Considered the most authoritative Australian exponent of abstract expressionism, Tony Tuckson’s career as a painter was somewhat overshadowed by his work as a gallery administrator, whereby he is recognised for establishing the collections of Aboriginal and Melanesian art at the Art Gallery of New South Wales. He studied and collected indigenous art at a time when there was still debate about whether this art had a place in a fine art museum, and greatly assisted its recognition as a unique and highly creative art form.
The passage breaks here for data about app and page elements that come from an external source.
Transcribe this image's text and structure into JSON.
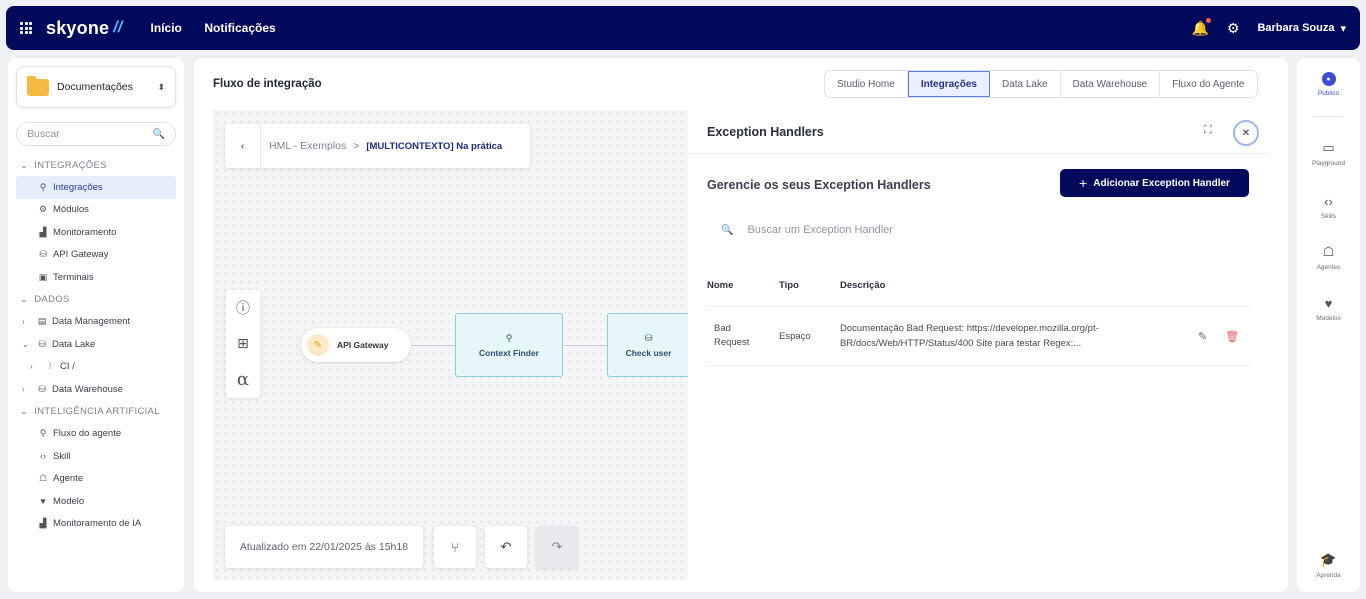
{
  "topbar": {
    "brand": "skyone",
    "nav": [
      "Início",
      "Notificações"
    ],
    "user": "Barbara Souza",
    "colors": {
      "bg": "#030a5c",
      "accent": "#4db8ff"
    }
  },
  "sidebar": {
    "workspace": "Documentações",
    "search_placeholder": "Buscar",
    "sections": [
      {
        "label": "INTEGRAÇÕES",
        "items": [
          "Integrações",
          "Módulos",
          "Monitoramento",
          "API Gateway",
          "Terminais"
        ]
      },
      {
        "label": "DADOS",
        "items": [
          "Data Management",
          "Data Lake",
          "CI /",
          "Data Warehouse"
        ]
      },
      {
        "label": "INTELIGÊNCIA ARTIFICIAL",
        "items": [
          "Fluxo do agente",
          "Skill",
          "Agente",
          "Modelo",
          "Monitoramento de IA"
        ]
      }
    ]
  },
  "main": {
    "title": "Fluxo de integração",
    "tabs": [
      "Studio Home",
      "Integrações",
      "Data Lake",
      "Data Warehouse",
      "Fluxo do Agente"
    ],
    "active_tab": "Integrações",
    "breadcrumb": {
      "parent": "HML - Exemplos",
      "separator": ">",
      "current": "[MULTICONTEXTO] Na prática"
    },
    "nodes": [
      "API Gateway",
      "Context Finder",
      "Check user"
    ],
    "status": "Atualizado em 22/01/2025 às 15h18"
  },
  "exception_panel": {
    "title": "Exception Handlers",
    "subtitle": "Gerencie os seus Exception Handlers",
    "add_button": "Adicionar Exception Handler",
    "search_placeholder": "Buscar um Exception Handler",
    "columns": [
      "Nome",
      "Tipo",
      "Descrição"
    ],
    "rows": [
      {
        "name_line1": "Bad",
        "name_line2": "Request",
        "type": "Espaço",
        "desc_line1": "Documentação Bad Request: https://developer.mozilla.org/pt-",
        "desc_line2": "BR/docs/Web/HTTP/Status/400 Site para testar Regex:..."
      }
    ]
  },
  "rail": {
    "items": [
      "Público",
      "Playground",
      "Skills",
      "Agentes",
      "Modelos",
      "Aprenda"
    ],
    "active": "Público"
  }
}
Born at Ismailia in Egypt to British parents and educated at a boarding school in Norfolk, Tuckson studied at the Hornsey School of Art in London from 1937 to 1938, followed by the Kingston School of Art in 1939. During the Second World War he volunteered for the Royal Air Force service and flew Spitfires over northern France before being posted to Darwin in September 1942. Emigrating to Australia after the war, Tuckson resumed his art studies at East Sydney Technical College from 1946 to 1949, completing the three-year diploma course and graduating with honors under a Commonwealth Reconstruction Training Scheme for ex-servicemen. He counted Grace Crowley and Ralph Balson, who taught abstract painting, as his most influential teachers.
Joining the staff of the Art Gallery of New South Wales as an attendant in 1950, shortly afterwards Tuckson was appointed assistant to the director, Hal Missingham, a position he retained until his death. From the late 1950s, he began curating Aboriginal art at the Gallery in an unofficial capacity. He was the first person in such a role at any art gallery and the first to commission, collect and exhibit Indigenous Australian works for aesthetic reasons – as artworks in their own right – as distinct from objects solely for ethnographic study. Tuckson travelled on collecting expeditions to Melville Island and Arnhem Land in 1958 and 1959, with his wife, Margaret Tuckson, and Dr Stuart Scougall, collecting artworks that are central to the Gallery’s holdings of Aboriginal and Torres Strait Islander art, including the spectacular tutini that are featured in the Australian galleries.
At the instigation of Tuckson, the Gallery began collecting art from the Pacific region in 1962. Starting with purchases from commercial galleries in Sydney, the collection expanded significantly after he travelled to the Sepik region of New Guinea in 1965, resulting in the first major exhibition of Melanesian art to be held at the Gallery in 1966, with Stanley Gordon Moriarty as one of the major lenders. Between 1968 and 1977, the Gallery acquired over 500 works from the Moriarty Collection, one of the largest and most important private collections of New Guinea Highlands art in the world. Spending 1967 on a study tour of the world’s art museums, Tuckson took considerable responsibility for rebuilding developments at the Gallery, overseeing the Captain Cook wing extension from 1968 to 1972.
Tuckson was so heavily involved in all Gallery activities that many people knew him only as an arts administrator. They were surprised in 1970 when he exhibited 65 of his paintings at the Watters Gallery in Sydney to critical acclaim. Drawing and painting all his life, he contributed a number of works to group exhibitions from the 1950s, progressing from portrait and figure studies, such as Interior with figures 1954, to increasingly abstract works that employed simplified form and restricted colour to allow him to concentrate on the act of painting as exemplified in his Drawing c1962-5. While absorbing developments in European and American abstraction and admiring the work of fellow Australian artist Ian Fairweather, the vital force behind his approach was his lifelong interest in Aboriginal and Melanesian art.
It is for his later paintings such as White lines (vertical) on ultramarine 1970-3 that Tuckson is admired as one of Australia’s finest abstract expressionists. He was inspired by American artists such as Mark Rothko and Jackson Pollock, whose influence can be seen in the vertical constructions in this large-scale painting. The passionate urgency of this work also reflects Tuckson’s belief that painting should be a direct manifestation of the spirit as he suggested in 1964: 'If we consider the several components manifested in a work of art … foremost is man himself, the artist … but equally important is the use of his intuitive faculties – the influence of the unconscious.’
Tuckson held his second solo exhibition in 1973, a few months before his premature death from cancer at the age of 52. Untitled (Pale yellow with charcoal lines) 1973 presents a surface animated by broad, lyrical brushstrokes. Layers of paint in subdued hues have been built up on the hardboard surface. A long, narrow section of the composition is left unpainted, revealing the raw board beneath. This vertical strip, which is reminiscent of a Barnett Newman 'zip’ – and which is echoed in the charcoal lines drawn on the painted surface – brings a host of allusions into play with the painting.
A memorial retrospective of Tuckson’s work was held by the Gallery in 1976 followed by a major touring survey organised by the Heide Museum of Modern Art, Melbourne, in 1989 and the travelling exhibition Painting forever: the art of Tony Tuckson in 2000.